“Boarding that Greyhound bus to travel through the heart of the Deep South, I felt good. I felt happy. I felt liberated. I was like a soldier in a nonviolent army. I was ready.”
–Congressman John Lewis
In 1961, my dear friend and late Congressman John Lewis was a 21-year-old student leader from American Baptist College in Nashville when he joined an interracial group traveling through the South by bus to test the recent Supreme Court decision banning segregation in interstate travel. These were the Freedom Riders—more than 400 Black and white volunteers who risked their lives and freedom 60 years ago to face down segregation in the Deep South. The original group organized by the Congress of Racial Equality (CORE) began with 13 riders who left Washington, D.C. on May 4, 1961, with plans to arrive in New Orleans on May 17, the seventh anniversary of the Brown v. Board of Education decision. During that ride and the 60 others that followed that summer and fall, John Lewis and many others were beaten, brutalized, and arrested. Buses were firebombed and destroyed. But at every step, brave and determined new volunteers traveled to meet the riders and take their places. The 1961 Freedom Rides brought national attention to the cause, led Attorney General Robert Kennedy and the Justice Department to strengthen the laws outlawing segregation in interstate travel, and marked a crucial early turning point in the Civil Rights Movement.
For young people today, the fight against segregated buses and train cars might feel like a triumphant victory that is now ancient history. But the dangerous and systemic assaults on voting rights happening across our nation right now are a stark reminder that even though we won that battle and many others, the war is still not over. During a May 1865 American Anti-Slavery Society debate on whether the organization’s work was complete with the end of the Civil War, Frederick Douglass issued a famous warning on the need for ongoing vigilance: “Slavery has been called a great many names, and it will call itself by yet another name; and you and I and all of us had better wait and see what new form this old monster will assume, in what new skin this old snake will come forth next.”
Systemic racism, white supremacy, and inequality did not end with either Emancipation or the Civil Rights Movement. The same forces that used poll taxes, literacy tests, grandfather clauses, and violent intimidation against earlier generations of citizens are continuing to use every voter suppression tool at their disposal to try to cling to power right now, and in many places “election integrity” has become the latest new name for a very old snake.

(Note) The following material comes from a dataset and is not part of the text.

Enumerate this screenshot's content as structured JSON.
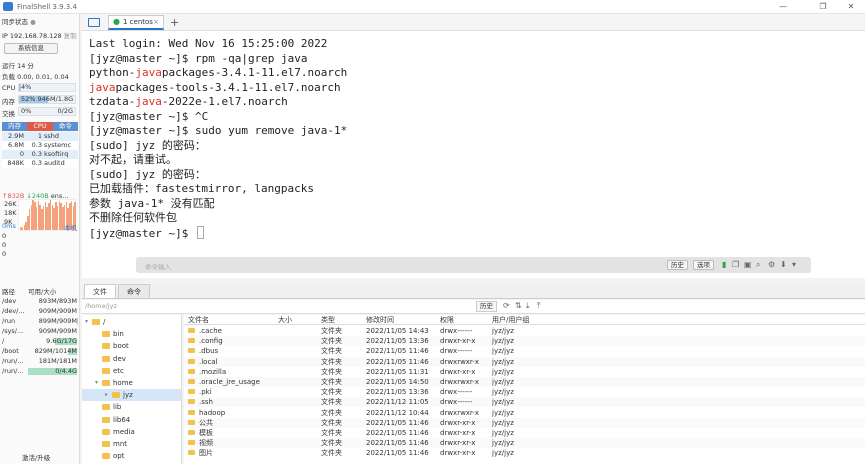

In June, Black Voters Matter held a Freedom Rides for Voting Rights bus tour from Mississippi to Washington, D.C. These 60th anniversary rides both honored the original riders and showed just how much is still at stake as the fight to protect our sacred right to vote rages today.
This week, President Biden and Vice President Harris held a White House meeting with key civil rights leaders, who stressed the urgent need for taking more forceful action immediately during what must become a “summer of activism.” The John Lewis Voting Rights Act is one of several legislative battlegrounds. In a White House proclamation on the Freedom Rides anniversary, President Biden said: “Across his lifetime of service in and out of Government, John Lewis was the moral compass of our Nation — though he absorbed the force of human nature’s cruelty, he emanated dignity and grace. On the anniversary of his journey on the Freedom Rides, I am reminded of the message he shared with me before he passed away last summer: that we must stay focused on the work left undone to heal this Nation.” He added: “My Administration also supports further legislation to protect that most fundamental right [to vote] — to make our democracy more equitable and accessible for all Americans.” But as other lawmakers continue enacting legislation explicitly seeking to do the exact opposite in state after state across the country right now, today’s nonviolent soldiers must stay focused, stay organized, and stay on the move.